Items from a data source

=== Section Start ===

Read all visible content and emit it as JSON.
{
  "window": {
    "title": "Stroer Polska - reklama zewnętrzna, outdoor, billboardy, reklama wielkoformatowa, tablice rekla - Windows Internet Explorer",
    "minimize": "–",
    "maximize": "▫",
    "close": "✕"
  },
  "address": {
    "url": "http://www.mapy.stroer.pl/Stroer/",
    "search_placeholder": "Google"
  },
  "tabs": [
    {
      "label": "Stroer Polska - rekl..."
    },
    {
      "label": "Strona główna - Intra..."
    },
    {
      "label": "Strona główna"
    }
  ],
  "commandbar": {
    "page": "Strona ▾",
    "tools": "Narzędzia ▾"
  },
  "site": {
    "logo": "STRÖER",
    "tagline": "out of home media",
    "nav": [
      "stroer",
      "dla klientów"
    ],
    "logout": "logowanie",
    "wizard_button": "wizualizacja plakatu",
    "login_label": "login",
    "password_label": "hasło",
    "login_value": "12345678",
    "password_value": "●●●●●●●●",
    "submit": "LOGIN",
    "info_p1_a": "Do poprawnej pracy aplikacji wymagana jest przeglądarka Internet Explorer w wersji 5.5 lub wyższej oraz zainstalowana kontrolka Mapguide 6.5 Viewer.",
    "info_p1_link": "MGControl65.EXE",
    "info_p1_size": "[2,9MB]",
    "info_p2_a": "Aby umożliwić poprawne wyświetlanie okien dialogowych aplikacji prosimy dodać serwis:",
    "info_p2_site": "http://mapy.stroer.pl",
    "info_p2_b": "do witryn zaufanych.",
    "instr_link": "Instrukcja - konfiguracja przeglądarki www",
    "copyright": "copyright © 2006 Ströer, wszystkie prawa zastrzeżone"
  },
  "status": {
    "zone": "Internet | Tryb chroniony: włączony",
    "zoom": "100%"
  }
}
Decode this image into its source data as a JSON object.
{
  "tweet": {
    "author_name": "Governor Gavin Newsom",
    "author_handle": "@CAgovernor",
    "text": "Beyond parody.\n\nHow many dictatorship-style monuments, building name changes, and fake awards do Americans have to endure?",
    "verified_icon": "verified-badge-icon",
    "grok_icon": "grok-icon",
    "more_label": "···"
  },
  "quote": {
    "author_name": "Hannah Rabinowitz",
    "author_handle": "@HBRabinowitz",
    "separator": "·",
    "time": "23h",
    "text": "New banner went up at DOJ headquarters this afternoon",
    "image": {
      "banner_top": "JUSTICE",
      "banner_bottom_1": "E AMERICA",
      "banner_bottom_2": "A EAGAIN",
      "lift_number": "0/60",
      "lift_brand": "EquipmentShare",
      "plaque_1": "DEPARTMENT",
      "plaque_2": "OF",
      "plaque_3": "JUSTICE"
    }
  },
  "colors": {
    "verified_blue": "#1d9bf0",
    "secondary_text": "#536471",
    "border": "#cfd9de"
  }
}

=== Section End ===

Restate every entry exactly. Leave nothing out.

EXERCISE RESULT
Read all visible content and emit it as JSON.
{
  "window": {
    "title": "Stroer Polska - reklama zewnętrzna, outdoor, billboardy, reklama wielkoformatowa, tablice rekla - Windows Internet Explorer",
    "minimize": "–",
    "maximize": "▫",
    "close": "✕"
  },
  "address": {
    "url": "http://www.mapy.stroer.pl/Stroer/",
    "search_placeholder": "Google"
  },
  "tabs": [
    {
      "label": "Stroer Polska - rekl..."
    },
    {
      "label": "Strona główna - Intra..."
    },
    {
      "label": "Strona główna"
    }
  ],
  "commandbar": {
    "page": "Strona ▾",
    "tools": "Narzędzia ▾"
  },
  "site": {
    "logo": "STRÖER",
    "tagline": "out of home media",
    "nav": [
      "stroer",
      "dla klientów"
    ],
    "logout": "logowanie",
    "wizard_button": "wizualizacja plakatu",
    "login_label": "login",
    "password_label": "hasło",
    "login_value": "12345678",
    "password_value": "●●●●●●●●",
    "submit": "LOGIN",
    "info_p1_a": "Do poprawnej pracy aplikacji wymagana jest przeglądarka Internet Explorer w wersji 5.5 lub wyższej oraz zainstalowana kontrolka Mapguide 6.5 Viewer.",
    "info_p1_link": "MGControl65.EXE",
    "info_p1_size": "[2,9MB]",
    "info_p2_a": "Aby umożliwić poprawne wyświetlanie okien dialogowych aplikacji prosimy dodać serwis:",
    "info_p2_site": "http://mapy.stroer.pl",
    "info_p2_b": "do witryn zaufanych.",
    "instr_link": "Instrukcja - konfiguracja przeglądarki www",
    "copyright": "copyright © 2006 Ströer, wszystkie prawa zastrzeżone"
  },
  "status": {
    "zone": "Internet | Tryb chroniony: włączony",
    "zoom": "100%"
  }
}
Decode this image into its source data as a JSON object.
{
  "tweet": {
    "author_name": "Governor Gavin Newsom",
    "author_handle": "@CAgovernor",
    "text": "Beyond parody.\n\nHow many dictatorship-style monuments, building name changes, and fake awards do Americans have to endure?",
    "verified_icon": "verified-badge-icon",
    "grok_icon": "grok-icon",
    "more_label": "···"
  },
  "quote": {
    "author_name": "Hannah Rabinowitz",
    "author_handle": "@HBRabinowitz",
    "separator": "·",
    "time": "23h",
    "text": "New banner went up at DOJ headquarters this afternoon",
    "image": {
      "banner_top": "JUSTICE",
      "banner_bottom_1": "E AMERICA",
      "banner_bottom_2": "A EAGAIN",
      "lift_number": "0/60",
      "lift_brand": "EquipmentShare",
      "plaque_1": "DEPARTMENT",
      "plaque_2": "OF",
      "plaque_3": "JUSTICE"
    }
  },
  "colors": {
    "verified_blue": "#1d9bf0",
    "secondary_text": "#536471",
    "border": "#cfd9de"
  }
}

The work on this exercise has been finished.